Records excerpted from a collection
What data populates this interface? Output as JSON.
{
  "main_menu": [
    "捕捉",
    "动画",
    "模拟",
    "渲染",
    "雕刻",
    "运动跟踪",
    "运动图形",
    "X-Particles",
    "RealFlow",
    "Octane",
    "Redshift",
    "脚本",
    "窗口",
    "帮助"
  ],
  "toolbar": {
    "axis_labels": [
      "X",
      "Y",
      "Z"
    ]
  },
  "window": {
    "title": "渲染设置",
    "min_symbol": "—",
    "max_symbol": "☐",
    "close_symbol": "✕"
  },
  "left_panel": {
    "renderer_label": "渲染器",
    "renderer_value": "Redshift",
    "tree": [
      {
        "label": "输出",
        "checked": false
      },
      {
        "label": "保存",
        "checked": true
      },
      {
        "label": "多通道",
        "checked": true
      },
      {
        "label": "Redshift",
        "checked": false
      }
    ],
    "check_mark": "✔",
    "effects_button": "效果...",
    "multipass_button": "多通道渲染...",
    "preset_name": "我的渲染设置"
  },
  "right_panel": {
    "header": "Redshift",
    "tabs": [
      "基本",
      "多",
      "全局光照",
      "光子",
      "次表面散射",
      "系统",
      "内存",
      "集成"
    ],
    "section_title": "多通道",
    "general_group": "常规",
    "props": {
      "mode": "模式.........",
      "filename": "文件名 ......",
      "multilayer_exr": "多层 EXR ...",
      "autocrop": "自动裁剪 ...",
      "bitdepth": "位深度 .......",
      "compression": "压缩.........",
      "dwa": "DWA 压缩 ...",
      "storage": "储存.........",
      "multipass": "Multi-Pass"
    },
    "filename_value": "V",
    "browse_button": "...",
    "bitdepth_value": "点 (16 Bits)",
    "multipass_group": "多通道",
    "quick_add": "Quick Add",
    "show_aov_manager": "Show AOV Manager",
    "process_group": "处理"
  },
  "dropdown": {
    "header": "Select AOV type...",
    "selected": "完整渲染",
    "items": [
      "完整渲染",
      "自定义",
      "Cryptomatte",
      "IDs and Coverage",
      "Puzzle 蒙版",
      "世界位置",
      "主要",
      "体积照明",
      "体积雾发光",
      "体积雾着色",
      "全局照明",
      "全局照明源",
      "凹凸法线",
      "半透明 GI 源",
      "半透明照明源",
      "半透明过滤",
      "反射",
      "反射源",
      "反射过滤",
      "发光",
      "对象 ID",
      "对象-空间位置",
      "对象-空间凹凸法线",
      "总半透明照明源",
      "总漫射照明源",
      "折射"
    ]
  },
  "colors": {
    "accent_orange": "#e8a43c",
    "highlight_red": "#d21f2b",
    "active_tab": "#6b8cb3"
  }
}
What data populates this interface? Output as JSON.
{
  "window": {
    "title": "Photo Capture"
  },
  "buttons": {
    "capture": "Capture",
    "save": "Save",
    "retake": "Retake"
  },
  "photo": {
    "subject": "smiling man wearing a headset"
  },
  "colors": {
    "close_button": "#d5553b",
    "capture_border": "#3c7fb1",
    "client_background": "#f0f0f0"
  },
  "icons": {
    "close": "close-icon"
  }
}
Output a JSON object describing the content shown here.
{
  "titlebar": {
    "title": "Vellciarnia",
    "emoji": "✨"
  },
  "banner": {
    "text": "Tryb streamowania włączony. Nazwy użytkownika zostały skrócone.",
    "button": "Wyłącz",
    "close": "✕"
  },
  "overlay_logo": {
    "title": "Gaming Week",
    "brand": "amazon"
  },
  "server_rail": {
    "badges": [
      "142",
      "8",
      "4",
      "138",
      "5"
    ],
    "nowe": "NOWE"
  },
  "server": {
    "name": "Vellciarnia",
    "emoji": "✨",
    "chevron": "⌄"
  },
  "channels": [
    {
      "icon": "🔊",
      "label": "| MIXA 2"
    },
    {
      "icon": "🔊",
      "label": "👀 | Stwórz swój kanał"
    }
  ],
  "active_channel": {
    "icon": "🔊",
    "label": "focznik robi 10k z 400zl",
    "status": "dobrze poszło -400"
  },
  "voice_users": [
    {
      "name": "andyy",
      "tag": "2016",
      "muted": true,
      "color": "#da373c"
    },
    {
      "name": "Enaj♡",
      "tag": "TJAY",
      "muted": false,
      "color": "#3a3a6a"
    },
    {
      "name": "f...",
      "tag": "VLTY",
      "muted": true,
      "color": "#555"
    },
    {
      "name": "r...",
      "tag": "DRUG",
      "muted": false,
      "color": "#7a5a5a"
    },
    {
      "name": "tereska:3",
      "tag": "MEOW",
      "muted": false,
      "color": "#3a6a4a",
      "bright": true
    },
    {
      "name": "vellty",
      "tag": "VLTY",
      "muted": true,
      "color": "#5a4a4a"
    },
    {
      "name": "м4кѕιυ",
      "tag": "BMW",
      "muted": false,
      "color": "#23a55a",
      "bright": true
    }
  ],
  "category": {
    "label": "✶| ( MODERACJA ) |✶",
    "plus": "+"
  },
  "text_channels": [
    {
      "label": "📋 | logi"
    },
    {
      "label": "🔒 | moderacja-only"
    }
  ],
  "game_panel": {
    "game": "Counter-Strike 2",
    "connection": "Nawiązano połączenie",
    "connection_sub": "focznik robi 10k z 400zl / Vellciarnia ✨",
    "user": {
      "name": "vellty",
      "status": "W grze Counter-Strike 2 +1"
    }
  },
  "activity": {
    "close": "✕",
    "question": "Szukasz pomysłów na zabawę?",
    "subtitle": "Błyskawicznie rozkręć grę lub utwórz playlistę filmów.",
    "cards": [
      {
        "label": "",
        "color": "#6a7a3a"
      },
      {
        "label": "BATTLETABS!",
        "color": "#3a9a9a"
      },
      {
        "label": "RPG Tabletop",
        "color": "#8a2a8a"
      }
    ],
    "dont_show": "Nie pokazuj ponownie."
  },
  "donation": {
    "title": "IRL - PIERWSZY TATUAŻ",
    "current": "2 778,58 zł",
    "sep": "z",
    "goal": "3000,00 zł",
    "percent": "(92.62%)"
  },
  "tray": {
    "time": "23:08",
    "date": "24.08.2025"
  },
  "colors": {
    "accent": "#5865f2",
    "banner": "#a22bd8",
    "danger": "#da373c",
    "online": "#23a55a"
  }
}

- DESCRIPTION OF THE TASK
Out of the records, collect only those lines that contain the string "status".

- TASK SOLUTION
    "status": "dobrze poszło -400"
      "status": "W grze Counter-Strike 2 +1"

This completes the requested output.